Image showing the logo for GWES ERN

The GWES EAS Relay Network (GWES ERN) is a sophisticated group of internet radio stations with the power to relay EAS alerts for almost anywhere in the country. You may ask yourself “How do they pull that off?”

History of the Network

First, we should look back to the beginnings. GWES operated what was known as the “GWES Weather Network Radio.” Unfortunately, GWES WNR was short lived, due to lack of activity. This led to the shutdown of GWES WNR.

In 2019, GWES decided to reboot the aging system, with the relay network that we know today. Originally, ERN consisted of only a few participants. This new system, integrated into the main GWES server, provided EAS alerts of the now-retired ICON changes.

How it Runs

Infrastructure is important for the daily operations of the network. In ERN, infrastructure is operated in cloud computing, as well as near Seattle, Washington. This allows for extreme flexibility, as well as a reliable platform for mission-critical resources.

The Icecast server is the main heartbeat that allows the participants to connect together. Icecast, an open source media streaming server used globally for internet radio, along with other streams. Each participant can stream to this server, and recieve audio from other participants.

The main stations include CAP, LB, and ACRN. These stations monitor most of the network, and operate as primary relay stations for different portions of the country. Network participants are required to monitor the station that they are assigned to. Other monitors are available, at the participants discretion.

ERN currently has close to 20 EAS enthusiasts as participants, making choices difficult on who to monitor. The “Hub-and-Spoke” design of the network allows for extreme flexibility, as well as less regulation.

Using this flexibility, participants monitor others using their hardware, or sometimes software, ENDECs. Software participants have the ability to monitor more, due to that increased monitor availability. Our software participants are ERNs driving force, monitors most streaming stations in the United States, increasing our coverage. Then, alerts are received by other participants, and relayed.
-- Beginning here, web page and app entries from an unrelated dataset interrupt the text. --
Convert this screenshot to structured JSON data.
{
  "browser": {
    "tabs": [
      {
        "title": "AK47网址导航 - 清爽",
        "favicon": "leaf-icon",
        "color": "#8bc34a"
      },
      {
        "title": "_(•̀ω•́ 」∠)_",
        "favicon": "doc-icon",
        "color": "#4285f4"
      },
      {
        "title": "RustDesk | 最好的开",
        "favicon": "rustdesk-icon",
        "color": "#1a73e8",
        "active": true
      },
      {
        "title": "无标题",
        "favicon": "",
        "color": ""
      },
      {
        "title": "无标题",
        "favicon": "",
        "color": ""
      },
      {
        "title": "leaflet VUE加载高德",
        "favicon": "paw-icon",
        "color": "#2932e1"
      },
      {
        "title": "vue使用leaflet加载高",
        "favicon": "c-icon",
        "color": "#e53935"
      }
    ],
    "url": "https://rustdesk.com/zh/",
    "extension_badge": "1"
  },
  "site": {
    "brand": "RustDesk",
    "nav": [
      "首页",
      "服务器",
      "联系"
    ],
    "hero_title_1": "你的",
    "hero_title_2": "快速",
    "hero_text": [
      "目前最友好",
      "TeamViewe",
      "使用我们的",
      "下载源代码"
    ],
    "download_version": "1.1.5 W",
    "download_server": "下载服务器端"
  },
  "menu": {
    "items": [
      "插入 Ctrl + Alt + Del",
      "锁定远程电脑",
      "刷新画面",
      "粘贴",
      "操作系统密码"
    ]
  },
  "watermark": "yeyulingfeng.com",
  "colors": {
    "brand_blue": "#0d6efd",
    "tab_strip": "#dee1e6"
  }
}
The GWES ERN Podcast

In 2022, ERN released a new podcast for enthusiasts. Network participants cover the latest news, as well as events. Included in some Season 2 episodes, you can learn more about how some participants operate their stations, as well as to how you can do it yourself at home!

You can listen to the podcast on this website by clicking here.